Episode 1: Civilisation 

Dr. Amanda Foreman travels to a range of countries including Turkey, Siberia, and Greece, as she explores the history of women from the earliest urban settlements to the sprawling empires of the classical world. Tackling many of the subjects ignored by traditional history, Amanda investigates the origins of patriarchy, the silencing of women, the rise of the veil, the truth behind the Amazons, and the possibility of female agency in the ancient world. 

Civilisation has given us extraordinary advances: law and commerce – science and art. But what does it look like from the point of view of women?  In this episode, Amanda travels across the globe from the Fertile Crescent to the Eurasian Steppes, looking at the earliest civilisations in order to understand how and why the status of women declined as humanity became richer, more powerful, and more urbanized.  Along the way she asks some profound questions about the nature of power and the future of equality.

In Anatolia, Amanda visits Catalhöyük, one of the world’s earliest settlements, where archaeologists believe that men and women lived in relative equality.  Moving on to the so-called Cradle of Civilization (Mesopotamia), she explores the history of women’s relationship with the written word, as well as the effect of the world’s first legal codes on their freedom and status. Subjects include divorce, adultery, abortion, and the first veiling law in 1350BC – two millennia before the advent of Islam.  Across Europe and the Near East, she highlights some of the extraordinary women who left their mark in history.  

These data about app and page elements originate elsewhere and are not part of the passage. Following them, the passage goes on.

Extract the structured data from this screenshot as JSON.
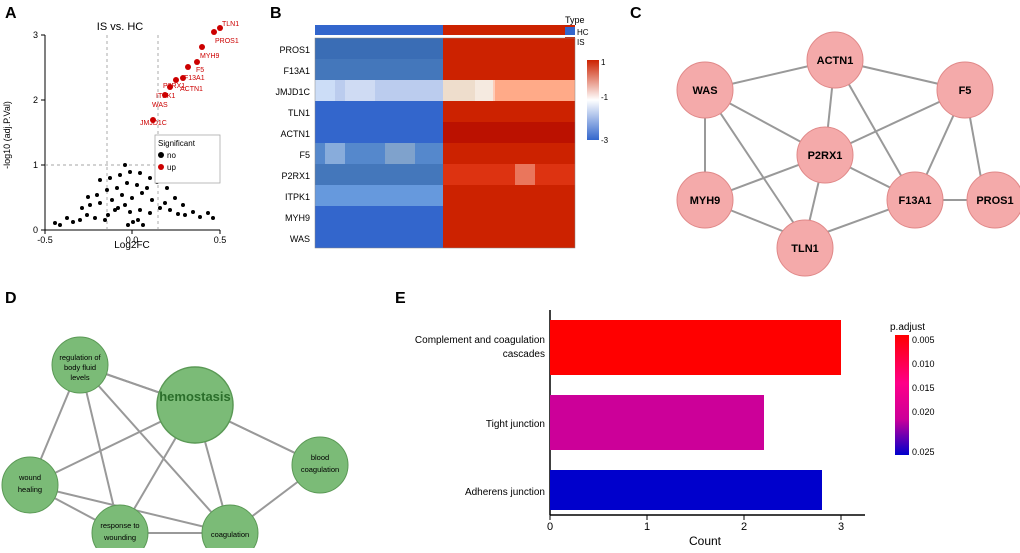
{
  "panels": {
    "a": {
      "label": "A",
      "title": "IS vs. HC",
      "xaxis": "Log2FC",
      "yaxis": "-log10 (adj.P.Val)",
      "legend": {
        "title": "Significant",
        "no": "no",
        "up": "up"
      },
      "genes": [
        "TLN1",
        "PROS1",
        "MYH9",
        "F5",
        "F13A1",
        "P2RX1",
        "ACTN1",
        "ITPK1",
        "WAS",
        "JMJD1C"
      ]
    },
    "b": {
      "label": "B",
      "genes": [
        "PROS1",
        "F13A1",
        "JMJD1C",
        "TLN1",
        "ACTN1",
        "F5",
        "P2RX1",
        "ITPK1",
        "MYH9",
        "WAS"
      ],
      "legend": {
        "type_label": "Type",
        "hc": "HC",
        "is": "IS",
        "scale_high": "1",
        "scale_mid": "-1",
        "scale_low": "-3"
      }
    },
    "c": {
      "label": "C",
      "nodes": [
        "WAS",
        "ACTN1",
        "F5",
        "P2RX1",
        "MYH9",
        "TLN1",
        "F13A1",
        "PROS1"
      ]
    },
    "d": {
      "label": "D",
      "nodes": [
        "hemostasis",
        "regulation of body fluid levels",
        "wound healing",
        "response to wounding",
        "coagulation",
        "blood coagulation"
      ],
      "center": "hemostasis"
    },
    "e": {
      "label": "E",
      "bars": [
        {
          "label": "Complement and coagulation\ncascades",
          "count": 3,
          "color": "#FF0000"
        },
        {
          "label": "Tight junction",
          "count": 2.2,
          "color": "#CC00AA"
        },
        {
          "label": "Adherens junction",
          "count": 2.8,
          "color": "#0000CC"
        }
      ],
      "xaxis": "Count",
      "legend": {
        "title": "p.adjust",
        "v1": "0.005",
        "v2": "0.010",
        "v3": "0.015",
        "v4": "0.020",
        "v5": "0.025"
      },
      "xticks": [
        "0",
        "1",
        "2",
        "3"
      ]
    }
  }
}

These include Enheduanna, the world’s first recorded author; the nomadic priestess, the Ukok Ice Maiden, one of the great archaeological discoveries of the 20th century; and Hatshepsut, one of ancient Egypt’s most successful, but most maligned ruling Queens. Crucially, she also explores the darker legacy of gender inequality in ancient Greece, whose ideas on female inferiority have cast such a long and baleful shadow over women’s lives.  Amanda argues that it is time to eject the old idea of equating civilization with patriarchy; one doesn’t have to mean the other.

Highlights include Amanda holding the 3,000 year-old Assyrian law tablet that was responsible for introducing the long and problematic history of the veil.

Photographs from the Episode 1